- **Exercise aim**
Nothing in the records may be changed; reproduce all of them.

- **Dataset rows describing interfaces**
****************

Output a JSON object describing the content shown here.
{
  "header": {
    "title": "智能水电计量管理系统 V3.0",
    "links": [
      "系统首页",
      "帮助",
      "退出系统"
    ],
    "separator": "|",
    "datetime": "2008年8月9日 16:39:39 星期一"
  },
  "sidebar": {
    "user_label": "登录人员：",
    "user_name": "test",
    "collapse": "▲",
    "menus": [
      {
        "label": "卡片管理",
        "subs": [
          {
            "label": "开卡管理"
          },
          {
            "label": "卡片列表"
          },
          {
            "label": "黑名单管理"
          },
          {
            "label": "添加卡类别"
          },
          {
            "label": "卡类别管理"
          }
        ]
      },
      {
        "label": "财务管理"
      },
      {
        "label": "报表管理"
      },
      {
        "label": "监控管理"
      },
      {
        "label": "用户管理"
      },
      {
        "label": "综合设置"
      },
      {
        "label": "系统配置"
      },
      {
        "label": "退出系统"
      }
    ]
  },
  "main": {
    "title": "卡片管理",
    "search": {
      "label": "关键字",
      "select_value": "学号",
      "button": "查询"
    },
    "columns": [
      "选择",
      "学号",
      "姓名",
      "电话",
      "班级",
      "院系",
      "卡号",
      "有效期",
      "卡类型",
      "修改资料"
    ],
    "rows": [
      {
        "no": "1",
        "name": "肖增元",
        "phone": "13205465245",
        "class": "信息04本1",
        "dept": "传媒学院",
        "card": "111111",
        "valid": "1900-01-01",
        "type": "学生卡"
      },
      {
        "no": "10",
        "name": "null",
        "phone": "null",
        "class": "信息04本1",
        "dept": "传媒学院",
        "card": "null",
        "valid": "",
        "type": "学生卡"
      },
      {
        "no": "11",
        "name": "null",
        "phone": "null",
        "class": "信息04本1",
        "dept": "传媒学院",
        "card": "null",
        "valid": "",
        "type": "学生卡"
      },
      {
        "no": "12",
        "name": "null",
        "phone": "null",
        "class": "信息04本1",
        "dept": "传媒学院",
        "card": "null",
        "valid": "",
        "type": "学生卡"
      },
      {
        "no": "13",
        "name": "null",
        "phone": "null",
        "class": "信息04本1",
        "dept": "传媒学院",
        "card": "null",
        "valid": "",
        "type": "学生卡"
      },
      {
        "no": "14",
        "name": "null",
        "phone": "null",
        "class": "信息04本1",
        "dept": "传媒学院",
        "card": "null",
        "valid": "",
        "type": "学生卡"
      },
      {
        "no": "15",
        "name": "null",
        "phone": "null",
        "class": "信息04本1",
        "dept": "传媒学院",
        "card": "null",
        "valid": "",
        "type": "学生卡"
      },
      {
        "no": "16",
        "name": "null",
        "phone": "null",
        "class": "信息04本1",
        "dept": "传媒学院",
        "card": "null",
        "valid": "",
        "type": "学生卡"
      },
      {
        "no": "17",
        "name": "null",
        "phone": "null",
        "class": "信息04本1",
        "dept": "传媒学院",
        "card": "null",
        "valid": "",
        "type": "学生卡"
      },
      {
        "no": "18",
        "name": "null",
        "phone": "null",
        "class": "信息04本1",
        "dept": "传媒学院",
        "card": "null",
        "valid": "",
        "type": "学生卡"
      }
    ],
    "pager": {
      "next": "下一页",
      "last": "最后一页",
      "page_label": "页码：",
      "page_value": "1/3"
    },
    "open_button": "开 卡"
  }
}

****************

- **Solution to this exercise**
Output a JSON object describing the content shown here.
{
  "header": {
    "title": "智能水电计量管理系统 V3.0",
    "links": [
      "系统首页",
      "帮助",
      "退出系统"
    ],
    "separator": "|",
    "datetime": "2008年8月9日 16:39:39 星期一"
  },
  "sidebar": {
    "user_label": "登录人员：",
    "user_name": "test",
    "collapse": "▲",
    "menus": [
      {
        "label": "卡片管理",
        "subs": [
          {
            "label": "开卡管理"
          },
          {
            "label": "卡片列表"
          },
          {
            "label": "黑名单管理"
          },
          {
            "label": "添加卡类别"
          },
          {
            "label": "卡类别管理"
          }
        ]
      },
      {
        "label": "财务管理"
      },
      {
        "label": "报表管理"
      },
      {
        "label": "监控管理"
      },
      {
        "label": "用户管理"
      },
      {
        "label": "综合设置"
      },
      {
        "label": "系统配置"
      },
      {
        "label": "退出系统"
      }
    ]
  },
  "main": {
    "title": "卡片管理",
    "search": {
      "label": "关键字",
      "select_value": "学号",
      "button": "查询"
    },
    "columns": [
      "选择",
      "学号",
      "姓名",
      "电话",
      "班级",
      "院系",
      "卡号",
      "有效期",
      "卡类型",
      "修改资料"
    ],
    "rows": [
      {
        "no": "1",
        "name": "肖增元",
        "phone": "13205465245",
        "class": "信息04本1",
        "dept": "传媒学院",
        "card": "111111",
        "valid": "1900-01-01",
        "type": "学生卡"
      },
      {
        "no": "10",
        "name": "null",
        "phone": "null",
        "class": "信息04本1",
        "dept": "传媒学院",
        "card": "null",
        "valid": "",
        "type": "学生卡"
      },
      {
        "no": "11",
        "name": "null",
        "phone": "null",
        "class": "信息04本1",
        "dept": "传媒学院",
        "card": "null",
        "valid": "",
        "type": "学生卡"
      },
      {
        "no": "12",
        "name": "null",
        "phone": "null",
        "class": "信息04本1",
        "dept": "传媒学院",
        "card": "null",
        "valid": "",
        "type": "学生卡"
      },
      {
        "no": "13",
        "name": "null",
        "phone": "null",
        "class": "信息04本1",
        "dept": "传媒学院",
        "card": "null",
        "valid": "",
        "type": "学生卡"
      },
      {
        "no": "14",
        "name": "null",
        "phone": "null",
        "class": "信息04本1",
        "dept": "传媒学院",
        "card": "null",
        "valid": "",
        "type": "学生卡"
      },
      {
        "no": "15",
        "name": "null",
        "phone": "null",
        "class": "信息04本1",
        "dept": "传媒学院",
        "card": "null",
        "valid": "",
        "type": "学生卡"
      },
      {
        "no": "16",
        "name": "null",
        "phone": "null",
        "class": "信息04本1",
        "dept": "传媒学院",
        "card": "null",
        "valid": "",
        "type": "学生卡"
      },
      {
        "no": "17",
        "name": "null",
        "phone": "null",
        "class": "信息04本1",
        "dept": "传媒学院",
        "card": "null",
        "valid": "",
        "type": "学生卡"
      },
      {
        "no": "18",
        "name": "null",
        "phone": "null",
        "class": "信息04本1",
        "dept": "传媒学院",
        "card": "null",
        "valid": "",
        "type": "学生卡"
      }
    ],
    "pager": {
      "next": "下一页",
      "last": "最后一页",
      "page_label": "页码：",
      "page_value": "1/3"
    },
    "open_button": "开 卡"
  }
}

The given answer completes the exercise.